**Problem to work on:**
Go through the entries one line at a time, and gather every line that has the word "JSON".

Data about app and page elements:
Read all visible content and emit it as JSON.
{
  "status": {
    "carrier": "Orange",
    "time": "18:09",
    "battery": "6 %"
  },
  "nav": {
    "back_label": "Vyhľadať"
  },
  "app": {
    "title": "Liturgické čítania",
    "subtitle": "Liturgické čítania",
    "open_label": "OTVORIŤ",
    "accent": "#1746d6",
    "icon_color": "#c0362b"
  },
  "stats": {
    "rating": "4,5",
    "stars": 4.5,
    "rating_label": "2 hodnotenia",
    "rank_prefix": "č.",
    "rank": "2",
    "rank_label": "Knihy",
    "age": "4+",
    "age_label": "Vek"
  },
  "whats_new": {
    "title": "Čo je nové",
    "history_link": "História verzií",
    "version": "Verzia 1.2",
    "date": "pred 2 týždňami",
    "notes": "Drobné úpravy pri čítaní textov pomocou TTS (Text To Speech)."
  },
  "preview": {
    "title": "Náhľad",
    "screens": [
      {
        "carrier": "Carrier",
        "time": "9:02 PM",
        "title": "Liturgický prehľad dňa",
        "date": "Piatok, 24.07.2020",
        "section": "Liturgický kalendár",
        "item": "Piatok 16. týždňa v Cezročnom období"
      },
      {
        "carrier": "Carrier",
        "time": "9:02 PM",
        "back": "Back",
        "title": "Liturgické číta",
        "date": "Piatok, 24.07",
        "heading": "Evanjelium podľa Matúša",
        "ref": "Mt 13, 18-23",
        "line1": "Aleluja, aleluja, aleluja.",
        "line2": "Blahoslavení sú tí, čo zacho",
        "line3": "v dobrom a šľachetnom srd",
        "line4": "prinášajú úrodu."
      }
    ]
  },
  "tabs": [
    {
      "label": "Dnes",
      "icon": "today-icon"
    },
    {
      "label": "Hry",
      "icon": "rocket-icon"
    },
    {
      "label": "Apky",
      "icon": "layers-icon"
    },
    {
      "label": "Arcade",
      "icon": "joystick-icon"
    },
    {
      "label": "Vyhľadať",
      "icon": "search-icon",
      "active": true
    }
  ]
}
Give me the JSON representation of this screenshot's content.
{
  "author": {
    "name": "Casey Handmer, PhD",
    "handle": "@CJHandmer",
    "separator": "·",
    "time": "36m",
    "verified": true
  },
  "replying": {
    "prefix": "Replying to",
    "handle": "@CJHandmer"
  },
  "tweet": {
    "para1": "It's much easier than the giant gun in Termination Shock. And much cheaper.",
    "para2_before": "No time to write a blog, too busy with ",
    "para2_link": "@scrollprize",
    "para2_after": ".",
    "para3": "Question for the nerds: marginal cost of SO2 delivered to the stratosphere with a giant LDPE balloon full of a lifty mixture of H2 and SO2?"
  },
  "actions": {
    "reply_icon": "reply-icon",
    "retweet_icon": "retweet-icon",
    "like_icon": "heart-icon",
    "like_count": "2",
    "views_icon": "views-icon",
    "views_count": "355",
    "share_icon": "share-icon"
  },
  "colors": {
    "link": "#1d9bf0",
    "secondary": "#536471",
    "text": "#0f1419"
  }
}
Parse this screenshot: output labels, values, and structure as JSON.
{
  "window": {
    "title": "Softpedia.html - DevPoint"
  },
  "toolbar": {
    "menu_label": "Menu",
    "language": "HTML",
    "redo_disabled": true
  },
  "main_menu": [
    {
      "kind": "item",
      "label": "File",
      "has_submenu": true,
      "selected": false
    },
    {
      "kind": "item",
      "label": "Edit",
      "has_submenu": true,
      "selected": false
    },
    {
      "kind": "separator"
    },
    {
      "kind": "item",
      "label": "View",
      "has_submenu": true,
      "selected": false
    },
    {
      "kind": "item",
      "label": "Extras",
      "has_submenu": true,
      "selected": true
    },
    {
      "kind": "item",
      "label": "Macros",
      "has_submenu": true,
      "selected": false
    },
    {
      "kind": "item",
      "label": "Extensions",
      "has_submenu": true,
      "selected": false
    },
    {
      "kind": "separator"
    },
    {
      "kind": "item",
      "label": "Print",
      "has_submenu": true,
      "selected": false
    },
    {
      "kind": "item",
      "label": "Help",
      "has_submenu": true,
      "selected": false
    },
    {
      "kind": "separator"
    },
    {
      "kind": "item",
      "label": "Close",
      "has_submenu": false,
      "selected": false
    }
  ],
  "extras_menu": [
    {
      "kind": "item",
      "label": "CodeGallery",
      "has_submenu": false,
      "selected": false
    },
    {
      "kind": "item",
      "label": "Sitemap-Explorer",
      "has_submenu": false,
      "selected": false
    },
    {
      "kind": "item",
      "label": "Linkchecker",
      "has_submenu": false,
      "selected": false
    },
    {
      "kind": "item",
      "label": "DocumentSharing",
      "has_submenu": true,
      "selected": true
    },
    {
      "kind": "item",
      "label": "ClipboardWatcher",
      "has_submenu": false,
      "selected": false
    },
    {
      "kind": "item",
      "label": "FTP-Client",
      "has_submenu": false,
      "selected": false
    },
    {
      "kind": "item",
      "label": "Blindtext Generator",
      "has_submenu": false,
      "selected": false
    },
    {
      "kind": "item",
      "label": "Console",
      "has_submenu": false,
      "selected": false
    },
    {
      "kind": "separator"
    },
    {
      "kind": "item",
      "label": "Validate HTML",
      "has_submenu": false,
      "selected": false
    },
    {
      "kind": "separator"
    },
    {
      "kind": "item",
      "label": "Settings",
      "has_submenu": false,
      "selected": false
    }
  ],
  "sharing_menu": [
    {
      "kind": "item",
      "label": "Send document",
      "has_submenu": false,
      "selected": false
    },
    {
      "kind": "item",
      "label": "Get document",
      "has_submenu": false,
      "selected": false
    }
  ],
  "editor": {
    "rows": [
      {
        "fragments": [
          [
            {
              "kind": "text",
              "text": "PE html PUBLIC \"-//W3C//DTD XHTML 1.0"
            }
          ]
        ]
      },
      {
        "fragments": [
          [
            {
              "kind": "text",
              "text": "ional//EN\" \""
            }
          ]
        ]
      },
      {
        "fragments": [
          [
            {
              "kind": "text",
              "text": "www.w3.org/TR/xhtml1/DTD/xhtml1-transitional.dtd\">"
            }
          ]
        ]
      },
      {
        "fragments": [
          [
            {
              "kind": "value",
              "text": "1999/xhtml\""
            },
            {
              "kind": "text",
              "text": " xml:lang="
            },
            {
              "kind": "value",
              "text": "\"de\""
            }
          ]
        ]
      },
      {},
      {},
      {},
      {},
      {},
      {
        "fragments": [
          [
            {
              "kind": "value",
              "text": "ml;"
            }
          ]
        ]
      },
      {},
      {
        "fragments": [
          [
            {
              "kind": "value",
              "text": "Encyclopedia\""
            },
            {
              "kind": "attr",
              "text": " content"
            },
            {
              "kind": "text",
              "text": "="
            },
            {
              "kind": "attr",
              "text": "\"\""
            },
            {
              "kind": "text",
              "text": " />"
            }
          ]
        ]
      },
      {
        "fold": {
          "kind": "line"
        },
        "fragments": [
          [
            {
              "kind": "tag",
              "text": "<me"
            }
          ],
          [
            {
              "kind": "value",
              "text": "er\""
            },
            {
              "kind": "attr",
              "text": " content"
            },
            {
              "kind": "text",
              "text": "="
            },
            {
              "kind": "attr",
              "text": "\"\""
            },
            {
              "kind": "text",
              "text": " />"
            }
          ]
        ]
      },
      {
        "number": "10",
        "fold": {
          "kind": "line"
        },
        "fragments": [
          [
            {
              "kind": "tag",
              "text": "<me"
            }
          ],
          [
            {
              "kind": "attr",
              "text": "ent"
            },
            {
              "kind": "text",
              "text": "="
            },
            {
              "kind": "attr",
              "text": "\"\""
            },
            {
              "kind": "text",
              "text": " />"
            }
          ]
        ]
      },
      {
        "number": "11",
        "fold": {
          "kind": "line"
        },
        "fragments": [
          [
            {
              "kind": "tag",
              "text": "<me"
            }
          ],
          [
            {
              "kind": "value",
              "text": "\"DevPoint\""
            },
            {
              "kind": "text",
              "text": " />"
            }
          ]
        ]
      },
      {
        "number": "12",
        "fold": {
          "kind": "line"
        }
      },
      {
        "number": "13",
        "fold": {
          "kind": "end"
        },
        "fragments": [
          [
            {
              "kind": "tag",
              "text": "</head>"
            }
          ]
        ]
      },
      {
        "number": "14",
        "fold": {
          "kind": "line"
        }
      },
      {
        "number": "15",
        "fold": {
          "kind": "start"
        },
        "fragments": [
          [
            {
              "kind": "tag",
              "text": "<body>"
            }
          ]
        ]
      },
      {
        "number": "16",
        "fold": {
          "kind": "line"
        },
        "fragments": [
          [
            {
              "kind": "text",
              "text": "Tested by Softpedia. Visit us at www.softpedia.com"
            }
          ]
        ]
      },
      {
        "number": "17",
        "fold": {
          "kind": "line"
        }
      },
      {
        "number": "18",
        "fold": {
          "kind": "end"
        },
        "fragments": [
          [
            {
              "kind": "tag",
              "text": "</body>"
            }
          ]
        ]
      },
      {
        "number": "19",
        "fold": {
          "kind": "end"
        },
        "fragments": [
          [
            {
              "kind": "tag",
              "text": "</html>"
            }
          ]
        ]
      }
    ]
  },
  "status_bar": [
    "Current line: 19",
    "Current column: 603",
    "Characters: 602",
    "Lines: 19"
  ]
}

**Response to the exercise:**
Read all visible content and emit it as JSON.
Give me the JSON representation of this screenshot's content.
Parse this screenshot: output labels, values, and structure as JSON.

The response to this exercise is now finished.